Gyanvapi Dispute: The SC’s Divergent Stance on Places of Worship
The SC permitting a survey of Gyanvapi mosque may contradict its views on contested places of worship in the 2019 Ayodhya Judgment.
In the Gyanvapi Mosque Dispute, the SC may be gradually setting aside the explicit protections provided by the Places of Worship (Special Provisions) Act, 1991 (PoW Act). In pursuit of finding a ‘balance’ between the interests of the parties, it may deepen communal conflicts instead.
The Gyanvapi dispute started when five Hindu women filed a petition at a Varanasi Civil Court in August 2021. They sought permission to worship Hindu idols allegedly located within the mosque—which they claim stands atop the Kashi Vishwanath temple demolished by Mughal Emperor Aurangzeb in the 17th century. In April 2022, the Civil Court Judge ordered a ‘videographic survey’ to investigate the claim. This Order was challenged in the Allahabad High Court to no avail. The mosque’s Management Committee approached the SC on May 13th seeking a stay on the survey. It argued that the survey violates Section 4 of the PoW Act—which prohibits changing the ‘religious character’ of a place of worship as it existed on August 15th, 1947.

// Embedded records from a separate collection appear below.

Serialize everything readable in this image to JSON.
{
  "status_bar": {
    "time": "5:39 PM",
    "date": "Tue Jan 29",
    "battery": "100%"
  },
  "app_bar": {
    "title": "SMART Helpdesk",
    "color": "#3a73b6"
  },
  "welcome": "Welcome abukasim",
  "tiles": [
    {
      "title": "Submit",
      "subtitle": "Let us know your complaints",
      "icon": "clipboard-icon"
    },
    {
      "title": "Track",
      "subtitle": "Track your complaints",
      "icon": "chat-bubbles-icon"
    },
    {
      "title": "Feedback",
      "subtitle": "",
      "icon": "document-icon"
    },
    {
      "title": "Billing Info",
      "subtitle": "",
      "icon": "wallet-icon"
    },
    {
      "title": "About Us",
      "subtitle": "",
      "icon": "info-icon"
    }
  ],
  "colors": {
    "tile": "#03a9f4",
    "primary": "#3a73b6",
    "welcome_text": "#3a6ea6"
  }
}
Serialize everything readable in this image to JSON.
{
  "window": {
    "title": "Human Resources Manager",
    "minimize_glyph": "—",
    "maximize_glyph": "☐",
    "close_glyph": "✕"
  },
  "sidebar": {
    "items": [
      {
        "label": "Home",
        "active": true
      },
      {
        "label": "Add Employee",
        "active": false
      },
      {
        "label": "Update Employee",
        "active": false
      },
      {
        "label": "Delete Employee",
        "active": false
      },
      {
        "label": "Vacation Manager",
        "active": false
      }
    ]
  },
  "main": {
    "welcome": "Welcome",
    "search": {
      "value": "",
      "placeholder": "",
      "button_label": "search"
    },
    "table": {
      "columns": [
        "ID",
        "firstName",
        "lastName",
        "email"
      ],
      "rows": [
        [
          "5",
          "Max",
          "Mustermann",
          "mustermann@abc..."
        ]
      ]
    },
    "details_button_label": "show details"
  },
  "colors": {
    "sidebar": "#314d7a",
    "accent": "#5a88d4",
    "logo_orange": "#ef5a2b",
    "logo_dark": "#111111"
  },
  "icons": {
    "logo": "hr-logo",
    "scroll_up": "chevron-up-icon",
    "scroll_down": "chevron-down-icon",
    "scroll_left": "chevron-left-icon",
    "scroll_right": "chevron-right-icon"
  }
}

The PoW Act was passed in 1991 against the backdrop of the Babri-Ayodhya conflict. It creates an absolute bar to any change to the religious character of a place of worship except in the Babri-Ayodhya case. Its underlying purpose was to end legal disputes arising out of contested places of worship. Aware of this strained past, Justice D.Y. Chandrachud, who leads the Bench, insisted across hearings that interests must be balanced in this politicised case.
However, on May 20th, Chandrachud J observed—without passing an Order to its effect—that since the survey was purely investigatory, it would not affect the mosque’s religious character. Incidentally, Chandrachud J was part of the 5-Judge Bench that decided the Ayodhya Title Dispute in 2019. In the dispute, the Ayodhya exception in the PoW Act permitted the SC to award the title for the land on which Babri Masjid stood to the deity, Shri Ram Virajman. Given that the Gyanvapi dispute is not an exception to the Act, Chandrachud J’s comments are brought into sharp focus. The survey itself seems to fly in the face of the Court’s observations on the PoW Act in its Ayodhya Judgment.
How Has the Supreme Court Viewed the PoW Act?
The 5-Judge Bench held, in no uncertain terms, that the purpose of the PoW Act and its cut-off date of August 15th, 1947, was to acknowledge that India’s Independence presented an opportunity to ‘heal the wounds of the past’. The Court strongly stated that it must abide by ‘non-retrogression’ and that it could not allow history to be used as a tool to dredge up old disputes and start conflicts anew.
Chandrachud J’s observations in the Gyanvapi dispute, on the other hand, seem to imply that a survey is permissible despite the Court’s stance in the Ayodhya Judgment, and that its results hold weight in deciding the mosque’s character. Following his comments, the Bench transferred the petition to the ‘more seasoned hand’ of a Varanasi District Judge.
Such allowances when interpreting the PoW Act could affect the manner in which the case is decided in the District Court. The ostensible intention to find a ‘balance’ in this case may instead tip the scales towards setting aside the principles of the PoW Act—and the Court’s own comments on the law.
What Are The Possible Consequences Of Allowing the Survey?
The tacit acceptance of surveys to assess the religious character of a place of worship presents long-term consequences that could place the principles of the PoW Act in peril. Already, a bevy of challenges to the religious character of places of worship are arising in the wake of Gyanvapi. The Mathura District Court admitted a petition claiming the presence of Hindu ‘artefacts’ at the Shahi Idgah Masjid. In Karnataka, the Narendra Modi Vichar Manch is seeking permission to allow prayers inside a mosque in Srirangapatna—claiming it was built on top of a Hanuman temple during the reign of Tipu Sultan. In these cases, and in many others, ‘surveys’ are being sought, placing the Court’s findings in Ayodhya on shaky ground.
To read SCO’s incisive court-side reporting on the Gyanvapi Mosque dispute, click here.